Personal finance can seem complicated and overwhelming. Nonetheless, with some basic knowledge about saving, budgeting, investing, debt, and financial goals, you can learn to effectively manage your money. Understanding core concepts and strategies is key to building long-term wealth and financial stability.

Saving and Budgeting

The foundation of any solid financial plan is saving and budgeting. Saving means setting aside money you do not spend now, while budgeting allows you to plan where your money needs to go. Having savings is crucial to cope with unexpected expenses and financial emergencies. Budgeting helps you align your spending with your values and goals.


Once you have established a cash reserve through saving, investing is another key component of personal finance and building wealth. Investing involves putting money into assets like stocks, bonds, mutual funds, and real estate, to achieve higher returns over time. Unlike saving in a bank account, investing carries more risk but also greater earning potential.

Debt and Credit

While things like student loans and mortgages are common and sometimes necessary, avoiding excessive debt is ideal. High-interest credit card debt in particular should be minimized as it can spiral out of control. Understanding concepts like interest rates, minimum payments, and payment priority is key to effectively managing liabilities.

Your credit score is also a key personal finance factor with long reaching impacts. Landlords and lenders use credit scores to gauge repayment risk before approving loans or rental applications. Maintaining on-time payments and low credit utilization is vital for keeping credit scores high and borrowing affordable. Check your credit reports regularly since errors can also drag down your score.

Setting Financial Goals

Having clear and measurable short and long-term financial goals helps inform money decisions and fuel positive financial habits over time. Common goals include building an emergency fund, saving for retirement, saving for your children’s education, and saving for vacations or big purchases. Break major goals down into smaller milestones so that progress is easier to track. Make a timeline, estimate costs, and identify savings strategies for each milestone.

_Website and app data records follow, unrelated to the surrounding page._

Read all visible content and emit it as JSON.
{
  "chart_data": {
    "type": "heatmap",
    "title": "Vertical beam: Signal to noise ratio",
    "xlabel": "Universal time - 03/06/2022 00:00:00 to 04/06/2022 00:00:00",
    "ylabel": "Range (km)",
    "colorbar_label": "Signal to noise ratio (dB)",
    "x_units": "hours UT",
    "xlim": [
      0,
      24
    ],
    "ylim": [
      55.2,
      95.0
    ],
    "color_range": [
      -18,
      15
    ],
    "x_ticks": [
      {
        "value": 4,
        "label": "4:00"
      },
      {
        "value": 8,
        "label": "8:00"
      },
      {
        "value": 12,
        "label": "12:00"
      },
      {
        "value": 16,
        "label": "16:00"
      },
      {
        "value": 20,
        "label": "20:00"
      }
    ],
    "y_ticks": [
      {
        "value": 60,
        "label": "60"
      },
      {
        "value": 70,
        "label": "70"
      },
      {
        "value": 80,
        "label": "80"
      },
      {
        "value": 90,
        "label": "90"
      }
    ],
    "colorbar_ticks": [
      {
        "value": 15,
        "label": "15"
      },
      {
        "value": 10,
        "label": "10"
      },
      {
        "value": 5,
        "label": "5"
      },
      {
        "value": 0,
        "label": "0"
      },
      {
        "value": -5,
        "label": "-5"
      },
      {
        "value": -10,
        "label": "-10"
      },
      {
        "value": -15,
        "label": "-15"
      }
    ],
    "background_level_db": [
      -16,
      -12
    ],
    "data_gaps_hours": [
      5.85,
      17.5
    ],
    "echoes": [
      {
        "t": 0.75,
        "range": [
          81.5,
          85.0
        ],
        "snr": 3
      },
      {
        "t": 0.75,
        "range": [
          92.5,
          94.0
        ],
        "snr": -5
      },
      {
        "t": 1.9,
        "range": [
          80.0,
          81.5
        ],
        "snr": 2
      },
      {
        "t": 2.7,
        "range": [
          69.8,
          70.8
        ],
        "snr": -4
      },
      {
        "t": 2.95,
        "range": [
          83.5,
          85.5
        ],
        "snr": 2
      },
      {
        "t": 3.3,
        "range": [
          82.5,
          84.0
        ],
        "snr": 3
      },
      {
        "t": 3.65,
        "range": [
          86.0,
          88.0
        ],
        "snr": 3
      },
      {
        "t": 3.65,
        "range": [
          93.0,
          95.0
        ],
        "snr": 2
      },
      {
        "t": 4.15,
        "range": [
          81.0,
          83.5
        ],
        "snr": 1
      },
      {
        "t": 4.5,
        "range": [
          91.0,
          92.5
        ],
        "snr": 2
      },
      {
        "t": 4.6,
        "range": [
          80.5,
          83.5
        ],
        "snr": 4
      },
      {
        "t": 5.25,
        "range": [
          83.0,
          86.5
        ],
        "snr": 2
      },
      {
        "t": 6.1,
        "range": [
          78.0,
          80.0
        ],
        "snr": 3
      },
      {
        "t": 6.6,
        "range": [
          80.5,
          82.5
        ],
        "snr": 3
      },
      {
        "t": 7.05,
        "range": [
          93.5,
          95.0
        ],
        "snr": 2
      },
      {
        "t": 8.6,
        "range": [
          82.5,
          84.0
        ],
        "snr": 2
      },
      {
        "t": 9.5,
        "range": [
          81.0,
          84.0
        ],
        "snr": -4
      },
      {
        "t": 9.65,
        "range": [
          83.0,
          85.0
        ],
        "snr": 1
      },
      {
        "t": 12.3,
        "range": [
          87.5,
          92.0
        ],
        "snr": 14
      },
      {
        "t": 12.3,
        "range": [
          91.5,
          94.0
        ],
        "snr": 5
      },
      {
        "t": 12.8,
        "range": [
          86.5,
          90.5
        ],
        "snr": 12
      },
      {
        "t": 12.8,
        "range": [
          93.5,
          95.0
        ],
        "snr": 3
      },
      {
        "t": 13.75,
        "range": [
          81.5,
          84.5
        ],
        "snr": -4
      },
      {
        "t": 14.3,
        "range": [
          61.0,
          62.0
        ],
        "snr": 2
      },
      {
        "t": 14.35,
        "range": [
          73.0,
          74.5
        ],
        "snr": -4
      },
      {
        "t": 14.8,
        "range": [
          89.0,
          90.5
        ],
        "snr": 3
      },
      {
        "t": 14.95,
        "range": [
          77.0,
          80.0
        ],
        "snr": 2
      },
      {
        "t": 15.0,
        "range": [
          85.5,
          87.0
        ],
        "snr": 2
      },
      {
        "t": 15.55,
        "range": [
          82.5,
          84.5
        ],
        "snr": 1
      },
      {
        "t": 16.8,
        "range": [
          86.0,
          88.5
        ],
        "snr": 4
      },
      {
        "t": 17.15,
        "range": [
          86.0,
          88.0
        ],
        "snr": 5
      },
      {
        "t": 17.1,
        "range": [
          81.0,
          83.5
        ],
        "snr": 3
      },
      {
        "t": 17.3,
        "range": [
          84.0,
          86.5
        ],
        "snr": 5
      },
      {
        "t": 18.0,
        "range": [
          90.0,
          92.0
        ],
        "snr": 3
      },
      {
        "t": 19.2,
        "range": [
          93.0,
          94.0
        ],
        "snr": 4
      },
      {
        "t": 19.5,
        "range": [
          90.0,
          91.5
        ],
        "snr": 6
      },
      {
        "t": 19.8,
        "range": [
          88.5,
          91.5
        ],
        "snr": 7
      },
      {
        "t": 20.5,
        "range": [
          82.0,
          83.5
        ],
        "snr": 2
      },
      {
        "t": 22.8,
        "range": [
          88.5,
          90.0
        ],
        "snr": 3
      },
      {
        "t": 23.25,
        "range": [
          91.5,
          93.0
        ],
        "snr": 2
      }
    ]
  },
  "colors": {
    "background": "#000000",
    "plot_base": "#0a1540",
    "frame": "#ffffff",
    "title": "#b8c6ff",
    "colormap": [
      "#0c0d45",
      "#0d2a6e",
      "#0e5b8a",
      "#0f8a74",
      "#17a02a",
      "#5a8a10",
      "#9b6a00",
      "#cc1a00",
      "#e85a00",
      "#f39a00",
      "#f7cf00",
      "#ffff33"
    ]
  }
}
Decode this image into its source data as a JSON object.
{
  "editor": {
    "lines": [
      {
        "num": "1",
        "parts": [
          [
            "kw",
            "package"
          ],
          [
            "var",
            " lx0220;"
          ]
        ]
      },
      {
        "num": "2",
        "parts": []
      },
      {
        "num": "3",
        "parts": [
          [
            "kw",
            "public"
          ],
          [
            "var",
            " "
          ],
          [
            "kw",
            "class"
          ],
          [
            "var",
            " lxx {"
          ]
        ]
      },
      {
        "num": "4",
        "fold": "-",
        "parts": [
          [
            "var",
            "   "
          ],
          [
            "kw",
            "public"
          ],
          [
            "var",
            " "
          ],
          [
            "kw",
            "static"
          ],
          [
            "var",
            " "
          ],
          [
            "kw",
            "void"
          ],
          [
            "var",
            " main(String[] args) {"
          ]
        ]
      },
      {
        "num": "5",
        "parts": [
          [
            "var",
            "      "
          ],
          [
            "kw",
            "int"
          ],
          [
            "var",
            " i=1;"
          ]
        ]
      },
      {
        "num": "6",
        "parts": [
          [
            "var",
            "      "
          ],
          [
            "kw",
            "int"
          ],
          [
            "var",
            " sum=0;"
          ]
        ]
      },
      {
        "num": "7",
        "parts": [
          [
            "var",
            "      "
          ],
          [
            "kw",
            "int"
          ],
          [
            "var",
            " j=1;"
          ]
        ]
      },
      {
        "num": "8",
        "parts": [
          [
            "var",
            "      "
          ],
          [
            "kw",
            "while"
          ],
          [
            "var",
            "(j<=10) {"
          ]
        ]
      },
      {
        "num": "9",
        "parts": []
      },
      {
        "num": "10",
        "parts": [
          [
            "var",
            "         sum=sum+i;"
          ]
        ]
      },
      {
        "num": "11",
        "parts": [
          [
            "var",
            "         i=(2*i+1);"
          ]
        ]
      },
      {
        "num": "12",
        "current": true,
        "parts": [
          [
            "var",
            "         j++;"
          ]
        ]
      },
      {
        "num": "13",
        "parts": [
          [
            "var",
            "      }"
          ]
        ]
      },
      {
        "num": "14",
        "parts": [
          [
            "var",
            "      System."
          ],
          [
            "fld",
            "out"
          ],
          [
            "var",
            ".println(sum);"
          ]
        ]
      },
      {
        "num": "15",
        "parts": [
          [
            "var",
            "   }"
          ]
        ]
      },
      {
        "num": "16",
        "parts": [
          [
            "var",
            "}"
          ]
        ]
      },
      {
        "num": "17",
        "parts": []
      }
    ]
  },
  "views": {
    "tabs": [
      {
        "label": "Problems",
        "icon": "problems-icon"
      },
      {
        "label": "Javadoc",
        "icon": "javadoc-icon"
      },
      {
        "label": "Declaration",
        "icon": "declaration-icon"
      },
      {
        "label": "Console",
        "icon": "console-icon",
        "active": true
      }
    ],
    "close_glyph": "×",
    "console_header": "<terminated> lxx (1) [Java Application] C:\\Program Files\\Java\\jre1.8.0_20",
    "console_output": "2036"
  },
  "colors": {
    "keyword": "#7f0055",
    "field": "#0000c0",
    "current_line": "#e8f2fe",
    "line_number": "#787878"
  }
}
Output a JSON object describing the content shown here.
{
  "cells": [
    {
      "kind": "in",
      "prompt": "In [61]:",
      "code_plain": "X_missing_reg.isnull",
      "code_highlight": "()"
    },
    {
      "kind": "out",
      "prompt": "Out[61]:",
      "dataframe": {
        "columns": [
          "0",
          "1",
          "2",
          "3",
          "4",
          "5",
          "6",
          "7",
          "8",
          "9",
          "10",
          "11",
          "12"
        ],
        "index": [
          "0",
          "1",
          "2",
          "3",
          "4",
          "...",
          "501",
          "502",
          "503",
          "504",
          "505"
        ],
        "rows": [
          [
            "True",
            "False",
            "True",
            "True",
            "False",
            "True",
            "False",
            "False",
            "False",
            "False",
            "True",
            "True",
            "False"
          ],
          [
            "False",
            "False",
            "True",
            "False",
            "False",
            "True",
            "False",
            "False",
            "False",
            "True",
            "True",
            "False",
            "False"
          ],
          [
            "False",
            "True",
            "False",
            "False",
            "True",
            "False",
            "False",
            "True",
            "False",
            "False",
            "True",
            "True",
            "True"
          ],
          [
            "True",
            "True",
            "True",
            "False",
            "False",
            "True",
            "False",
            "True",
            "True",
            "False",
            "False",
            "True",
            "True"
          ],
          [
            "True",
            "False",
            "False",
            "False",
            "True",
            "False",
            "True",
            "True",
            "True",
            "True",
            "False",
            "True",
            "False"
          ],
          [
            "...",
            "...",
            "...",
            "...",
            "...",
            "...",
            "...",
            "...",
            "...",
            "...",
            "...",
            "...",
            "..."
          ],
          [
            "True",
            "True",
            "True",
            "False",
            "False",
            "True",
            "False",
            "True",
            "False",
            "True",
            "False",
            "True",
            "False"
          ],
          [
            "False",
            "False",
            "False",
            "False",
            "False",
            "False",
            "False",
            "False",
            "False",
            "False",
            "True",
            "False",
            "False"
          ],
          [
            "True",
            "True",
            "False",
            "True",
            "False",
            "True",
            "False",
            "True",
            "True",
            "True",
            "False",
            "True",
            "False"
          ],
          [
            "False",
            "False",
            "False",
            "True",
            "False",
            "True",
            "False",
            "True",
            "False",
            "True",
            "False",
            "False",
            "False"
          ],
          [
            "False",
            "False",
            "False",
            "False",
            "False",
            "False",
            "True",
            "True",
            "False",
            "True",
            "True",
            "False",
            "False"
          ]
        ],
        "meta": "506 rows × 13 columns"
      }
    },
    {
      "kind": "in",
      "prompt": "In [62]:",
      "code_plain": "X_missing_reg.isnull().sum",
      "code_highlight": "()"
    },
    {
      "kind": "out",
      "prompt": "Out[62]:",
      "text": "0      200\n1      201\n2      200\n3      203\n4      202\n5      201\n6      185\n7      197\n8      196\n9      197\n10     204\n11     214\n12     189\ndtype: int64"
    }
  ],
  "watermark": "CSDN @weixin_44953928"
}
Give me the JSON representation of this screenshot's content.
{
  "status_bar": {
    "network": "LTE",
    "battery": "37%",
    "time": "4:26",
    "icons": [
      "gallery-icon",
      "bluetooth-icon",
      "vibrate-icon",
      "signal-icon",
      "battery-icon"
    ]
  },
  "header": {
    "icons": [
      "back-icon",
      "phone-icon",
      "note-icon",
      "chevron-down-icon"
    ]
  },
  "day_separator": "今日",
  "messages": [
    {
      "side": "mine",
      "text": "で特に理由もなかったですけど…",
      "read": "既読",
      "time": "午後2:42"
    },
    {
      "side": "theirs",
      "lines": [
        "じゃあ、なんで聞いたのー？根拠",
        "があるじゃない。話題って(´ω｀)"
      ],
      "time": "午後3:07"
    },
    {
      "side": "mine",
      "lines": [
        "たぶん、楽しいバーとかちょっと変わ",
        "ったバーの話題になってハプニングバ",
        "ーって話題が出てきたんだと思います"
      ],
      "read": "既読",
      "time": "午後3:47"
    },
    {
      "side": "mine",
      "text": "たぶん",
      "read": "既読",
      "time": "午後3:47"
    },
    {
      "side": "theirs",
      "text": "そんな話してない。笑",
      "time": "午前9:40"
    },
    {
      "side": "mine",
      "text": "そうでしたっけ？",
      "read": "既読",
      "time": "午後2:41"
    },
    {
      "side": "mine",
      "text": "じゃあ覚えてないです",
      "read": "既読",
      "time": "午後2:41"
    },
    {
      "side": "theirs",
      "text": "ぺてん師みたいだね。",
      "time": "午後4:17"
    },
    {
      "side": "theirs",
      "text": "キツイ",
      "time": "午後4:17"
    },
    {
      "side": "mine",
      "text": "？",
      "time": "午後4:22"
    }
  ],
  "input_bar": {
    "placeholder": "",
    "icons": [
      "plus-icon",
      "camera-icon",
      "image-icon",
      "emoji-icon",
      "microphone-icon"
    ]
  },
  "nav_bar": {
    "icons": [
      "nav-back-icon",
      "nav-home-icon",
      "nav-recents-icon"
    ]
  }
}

Home Loans and Mortgages


One of the biggest financial decisions many people eventually face is whether and when to take out a mortgage loan to purchase property. While renting makes sense early in life, building home equity can be a crucial way to build net worth over decades. Mortgages allow you to finance the purchase of a home you slowly pay off over 15 or 30 years.

According to the good folk at Mortgage Maestro based out of Colorado, home loan interest rates and terms vastly impact affordability and how much you will ultimately pay. Shopping among multiple lenders for loan estimates is wise. Choosing fixed rates versus adjustable-rate mortgages also reduces risk. Closing costs, insurance, property taxes, and maintenance combine to make homeownership more expensive than renting, so assessing costs fully is vital.

Ideally, a mortgage payment should not exceed 28 percent of your gross monthly income. Having at least a 20 percent down payment plus an emergency savings buffer makes getting approved easier and prevents financial strain.


The path to personal finance mastery is never quick or perfectly straight. Changes in income, family size, relocations, and simple shifts in interests mean financial priorities flux over decades. Key markers like college, marriage, homeownership, or retirement also catalyze strategy adjustments.

Continually learning and trying new saving and budgeting approaches is part of the process. Seeking input from financial advisors at key financial turning points can provide expertise. Staying organized with all accounts, taxes, documents, and goals helps you continually hone a plan to achieve what matters most to you and your family.